There is a significantly increased risk of many pregnancy complications in twins when compared to singletons. These risks are often 4-times or more higher than if you carry a single baby.
One big determinant of possible pregnancy complications is whether the twins share the same placenta or have a separate placenta. Twins that share the same placenta (monochorinionic-diamniotic) are at much higher risk of complications that twins which do not share a placenta (dichorionic-diamniotic).
The most common complications associated with multiples are:
Disabilities in twins are more common, mainly but not entirely due to prematurity and low birthweight complications. Complications are usually 4-times or more higher in twins when compared to singletons.
Cerebral Palsy Rate per 1000 livebirths*
*Western Australia figures
Preterm labor/delivery is defined as delivery before 37 completed weeks of pregnancy. Almost 60% of twins are delivered preterm, while 90% of triplets are preterm. The length of gestation decreases with each additional baby. On average most single pregnancies last 39 weeks, twin pregnancies 36 weeks, triplets 32 weeks, quadruplets 30 weeks, and quintuplets 29 weeks. Higher order pregnancies are almost always preterm. Many times premature labor is a result of preterm premature rupture of the membranes (PPROM). PPROM is rupture of membranes prior to the onset of labor in a patient who is at less than 37 weeks of gestation.
Low Birth Weight:
Low birth weight is less than 5.5 pounds (2,500 grams). Babies born before 32 weeks and weighing less than 3.3 pounds (1,500 grams) have an increased risk of developing complications as newborns.

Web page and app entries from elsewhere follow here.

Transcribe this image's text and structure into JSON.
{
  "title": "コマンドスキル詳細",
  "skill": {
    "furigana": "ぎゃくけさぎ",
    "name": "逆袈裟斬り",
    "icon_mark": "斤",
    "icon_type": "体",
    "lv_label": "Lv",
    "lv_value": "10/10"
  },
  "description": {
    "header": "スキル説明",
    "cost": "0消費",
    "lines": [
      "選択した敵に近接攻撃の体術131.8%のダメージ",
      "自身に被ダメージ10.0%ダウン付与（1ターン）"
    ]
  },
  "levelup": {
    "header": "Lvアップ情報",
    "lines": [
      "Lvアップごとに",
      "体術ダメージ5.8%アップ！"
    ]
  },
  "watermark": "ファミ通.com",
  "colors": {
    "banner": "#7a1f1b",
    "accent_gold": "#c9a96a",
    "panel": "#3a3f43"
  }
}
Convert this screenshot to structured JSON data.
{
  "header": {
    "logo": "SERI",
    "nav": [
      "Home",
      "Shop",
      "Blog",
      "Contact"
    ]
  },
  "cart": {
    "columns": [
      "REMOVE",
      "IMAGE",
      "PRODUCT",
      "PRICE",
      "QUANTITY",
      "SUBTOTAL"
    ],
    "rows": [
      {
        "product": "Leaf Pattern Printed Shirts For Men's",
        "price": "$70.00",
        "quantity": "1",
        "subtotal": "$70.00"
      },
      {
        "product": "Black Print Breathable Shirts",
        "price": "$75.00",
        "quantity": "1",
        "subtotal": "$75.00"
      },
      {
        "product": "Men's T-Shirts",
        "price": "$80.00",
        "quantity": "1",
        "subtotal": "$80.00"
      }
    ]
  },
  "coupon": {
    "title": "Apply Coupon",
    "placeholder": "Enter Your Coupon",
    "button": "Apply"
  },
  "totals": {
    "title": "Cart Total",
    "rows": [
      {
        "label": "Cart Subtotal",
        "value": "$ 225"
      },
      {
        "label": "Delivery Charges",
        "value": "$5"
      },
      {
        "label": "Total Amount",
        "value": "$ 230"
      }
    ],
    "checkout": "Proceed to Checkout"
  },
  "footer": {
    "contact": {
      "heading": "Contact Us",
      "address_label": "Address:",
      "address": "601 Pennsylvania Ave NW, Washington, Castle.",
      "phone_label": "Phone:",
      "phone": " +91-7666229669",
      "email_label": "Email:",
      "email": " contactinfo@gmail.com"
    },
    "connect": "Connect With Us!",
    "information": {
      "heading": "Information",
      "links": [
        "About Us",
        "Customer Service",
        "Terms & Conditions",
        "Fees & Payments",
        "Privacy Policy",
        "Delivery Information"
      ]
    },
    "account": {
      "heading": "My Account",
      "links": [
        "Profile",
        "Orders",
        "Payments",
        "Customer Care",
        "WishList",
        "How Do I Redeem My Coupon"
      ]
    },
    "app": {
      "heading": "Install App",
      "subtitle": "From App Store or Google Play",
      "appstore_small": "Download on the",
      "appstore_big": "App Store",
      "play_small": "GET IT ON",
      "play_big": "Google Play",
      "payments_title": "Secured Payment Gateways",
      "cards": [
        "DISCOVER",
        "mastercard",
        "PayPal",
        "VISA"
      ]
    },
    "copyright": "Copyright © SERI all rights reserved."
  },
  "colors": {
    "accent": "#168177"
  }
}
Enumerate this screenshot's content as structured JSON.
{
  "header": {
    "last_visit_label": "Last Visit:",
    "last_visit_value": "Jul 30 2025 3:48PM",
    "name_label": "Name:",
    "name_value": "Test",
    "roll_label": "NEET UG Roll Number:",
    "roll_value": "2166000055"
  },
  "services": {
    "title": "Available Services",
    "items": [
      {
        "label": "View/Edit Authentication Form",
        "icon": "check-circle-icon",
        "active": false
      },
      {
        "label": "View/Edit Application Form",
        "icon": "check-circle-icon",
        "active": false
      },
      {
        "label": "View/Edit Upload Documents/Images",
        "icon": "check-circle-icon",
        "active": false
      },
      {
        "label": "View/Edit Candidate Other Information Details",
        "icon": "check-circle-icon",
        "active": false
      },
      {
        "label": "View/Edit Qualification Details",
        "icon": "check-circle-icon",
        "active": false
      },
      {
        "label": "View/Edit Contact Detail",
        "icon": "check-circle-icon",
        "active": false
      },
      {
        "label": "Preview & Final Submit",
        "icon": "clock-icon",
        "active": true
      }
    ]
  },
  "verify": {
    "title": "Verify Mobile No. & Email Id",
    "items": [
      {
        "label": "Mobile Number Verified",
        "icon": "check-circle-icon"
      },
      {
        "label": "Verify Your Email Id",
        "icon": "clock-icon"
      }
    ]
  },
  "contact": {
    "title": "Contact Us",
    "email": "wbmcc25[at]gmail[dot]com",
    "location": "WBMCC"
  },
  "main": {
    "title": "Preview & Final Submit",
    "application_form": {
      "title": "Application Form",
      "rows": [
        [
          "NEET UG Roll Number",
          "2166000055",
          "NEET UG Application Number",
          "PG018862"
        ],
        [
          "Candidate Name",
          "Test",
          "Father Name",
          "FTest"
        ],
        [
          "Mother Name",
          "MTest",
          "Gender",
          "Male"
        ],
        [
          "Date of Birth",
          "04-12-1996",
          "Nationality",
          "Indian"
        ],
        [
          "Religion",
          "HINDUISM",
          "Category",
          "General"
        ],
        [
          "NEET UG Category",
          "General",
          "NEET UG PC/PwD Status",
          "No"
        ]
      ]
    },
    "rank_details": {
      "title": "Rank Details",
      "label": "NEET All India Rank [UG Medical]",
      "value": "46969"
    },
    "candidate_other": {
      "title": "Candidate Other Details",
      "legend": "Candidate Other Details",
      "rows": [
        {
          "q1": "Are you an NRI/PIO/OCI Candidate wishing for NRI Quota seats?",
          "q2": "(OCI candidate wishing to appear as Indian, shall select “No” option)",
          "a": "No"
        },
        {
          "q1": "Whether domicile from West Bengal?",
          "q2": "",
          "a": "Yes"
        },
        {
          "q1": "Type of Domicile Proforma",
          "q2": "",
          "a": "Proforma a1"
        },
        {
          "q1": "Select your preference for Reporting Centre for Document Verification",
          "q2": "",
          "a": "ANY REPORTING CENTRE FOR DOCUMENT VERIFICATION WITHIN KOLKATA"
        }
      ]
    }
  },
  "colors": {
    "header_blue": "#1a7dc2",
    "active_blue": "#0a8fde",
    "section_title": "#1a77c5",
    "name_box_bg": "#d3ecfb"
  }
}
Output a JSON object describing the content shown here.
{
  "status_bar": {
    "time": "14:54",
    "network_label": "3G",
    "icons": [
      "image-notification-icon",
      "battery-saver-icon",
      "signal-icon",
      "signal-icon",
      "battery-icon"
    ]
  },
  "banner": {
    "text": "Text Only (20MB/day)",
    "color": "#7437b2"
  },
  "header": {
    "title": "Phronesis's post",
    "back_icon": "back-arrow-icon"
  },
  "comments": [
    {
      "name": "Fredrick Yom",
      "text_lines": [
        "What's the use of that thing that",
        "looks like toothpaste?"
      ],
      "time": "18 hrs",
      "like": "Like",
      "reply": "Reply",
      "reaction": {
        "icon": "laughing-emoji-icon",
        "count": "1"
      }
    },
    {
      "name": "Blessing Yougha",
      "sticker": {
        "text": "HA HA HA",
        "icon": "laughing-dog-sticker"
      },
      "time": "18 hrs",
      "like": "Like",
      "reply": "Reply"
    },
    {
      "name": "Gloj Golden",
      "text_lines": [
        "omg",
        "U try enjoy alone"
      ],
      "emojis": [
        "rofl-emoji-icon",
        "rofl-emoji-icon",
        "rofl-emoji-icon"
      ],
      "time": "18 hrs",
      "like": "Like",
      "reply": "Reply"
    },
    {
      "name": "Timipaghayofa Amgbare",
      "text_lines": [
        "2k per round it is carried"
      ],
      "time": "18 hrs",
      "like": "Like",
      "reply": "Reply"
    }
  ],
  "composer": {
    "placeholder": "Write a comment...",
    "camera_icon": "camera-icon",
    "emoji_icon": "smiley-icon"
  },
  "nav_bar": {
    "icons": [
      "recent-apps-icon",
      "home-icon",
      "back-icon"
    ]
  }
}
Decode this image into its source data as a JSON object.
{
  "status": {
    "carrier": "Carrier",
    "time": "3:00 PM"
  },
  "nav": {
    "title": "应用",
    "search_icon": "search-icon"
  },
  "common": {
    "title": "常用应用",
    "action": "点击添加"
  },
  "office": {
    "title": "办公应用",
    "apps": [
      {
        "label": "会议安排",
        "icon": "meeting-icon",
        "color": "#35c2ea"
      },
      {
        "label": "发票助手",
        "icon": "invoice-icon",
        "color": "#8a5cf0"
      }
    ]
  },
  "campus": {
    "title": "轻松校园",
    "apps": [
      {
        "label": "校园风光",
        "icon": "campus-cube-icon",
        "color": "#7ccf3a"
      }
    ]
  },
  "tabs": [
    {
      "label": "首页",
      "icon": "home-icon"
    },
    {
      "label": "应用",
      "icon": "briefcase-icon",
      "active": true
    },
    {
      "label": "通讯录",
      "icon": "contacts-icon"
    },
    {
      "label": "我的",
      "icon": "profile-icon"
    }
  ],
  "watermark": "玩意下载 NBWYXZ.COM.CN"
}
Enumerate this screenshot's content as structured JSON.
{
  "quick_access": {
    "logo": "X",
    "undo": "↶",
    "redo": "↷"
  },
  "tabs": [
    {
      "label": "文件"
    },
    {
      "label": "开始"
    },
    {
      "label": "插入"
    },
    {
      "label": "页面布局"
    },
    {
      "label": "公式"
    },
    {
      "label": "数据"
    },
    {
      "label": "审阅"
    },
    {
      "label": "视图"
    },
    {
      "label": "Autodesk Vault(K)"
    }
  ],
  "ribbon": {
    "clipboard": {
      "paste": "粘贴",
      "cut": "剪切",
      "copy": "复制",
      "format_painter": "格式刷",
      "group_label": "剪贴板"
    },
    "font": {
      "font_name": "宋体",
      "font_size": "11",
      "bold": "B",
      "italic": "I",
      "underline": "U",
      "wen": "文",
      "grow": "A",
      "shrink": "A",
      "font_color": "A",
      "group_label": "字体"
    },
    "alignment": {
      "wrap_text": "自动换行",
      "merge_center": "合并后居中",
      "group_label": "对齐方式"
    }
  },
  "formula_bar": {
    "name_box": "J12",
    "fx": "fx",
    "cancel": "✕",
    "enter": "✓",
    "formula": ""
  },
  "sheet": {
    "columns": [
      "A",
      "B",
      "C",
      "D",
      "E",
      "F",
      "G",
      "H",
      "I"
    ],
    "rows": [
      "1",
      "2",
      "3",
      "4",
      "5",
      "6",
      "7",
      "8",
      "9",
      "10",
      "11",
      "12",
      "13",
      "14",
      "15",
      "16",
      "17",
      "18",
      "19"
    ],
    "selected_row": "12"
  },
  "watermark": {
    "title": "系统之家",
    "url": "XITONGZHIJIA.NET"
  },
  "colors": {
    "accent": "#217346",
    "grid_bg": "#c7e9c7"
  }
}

They are at increased risk for having long-term problems such as mental retardation, cerebral palsy, vision loss, and hearing loss.
Intrauterine Growth Restriction (IUGR):
Multiple gestations grow at approximately the same rate as a single pregnancy up to a certain point. The growth rate of twin pregnancies begins to slow at 30 to 32 weeks. Triplet pregnancies begin slowing at 27 to 28 weeks, while quadruplet pregnancies begin slowing at 25 to 26 weeks. IUGR seems to occur because the placenta cannot handle any more growth and because the babies are competing for nutrients. Your doctor will monitor the growth of your babies by ultrasound and by measuring your abdomen.
Preeclampsia, Pregnancy Induced Hypertension (PIH), Toxemia, and high blood pressure are all synonymous terms. Twin pregnancies are twice as likely to be complicated by preeclampsia as single pregnancies. Half of triplet pregnancies develop preeclampsia. Frequent prenatal care increases the chance of detecting and treating preeclampsia. Adequate prenatal care also decreases the chance of a serious problem resulting from preeclampsia for both the babies and mother.
The increased risk for gestational diabetes in a multiple pregnancy appears to be a result of the two placentas increasing the resistance to insulin, increased placental size, and an elevation in placental hormones. The occurrence of gestational diabetes in a multiple pregnancy is still being tested at this time. In one study, an increased risk of gestational diabetes did seem to be apparent, but the doctors involved recommended that further testing be conducted.
Placental abruption is three times more likely to occur in a multiple pregnancy. This may be linked to the fact that there is an increased risk of developing preeclampsia. It most often occurs in the third trimester, but the risk significantly increases once the first baby has been delivered vaginally.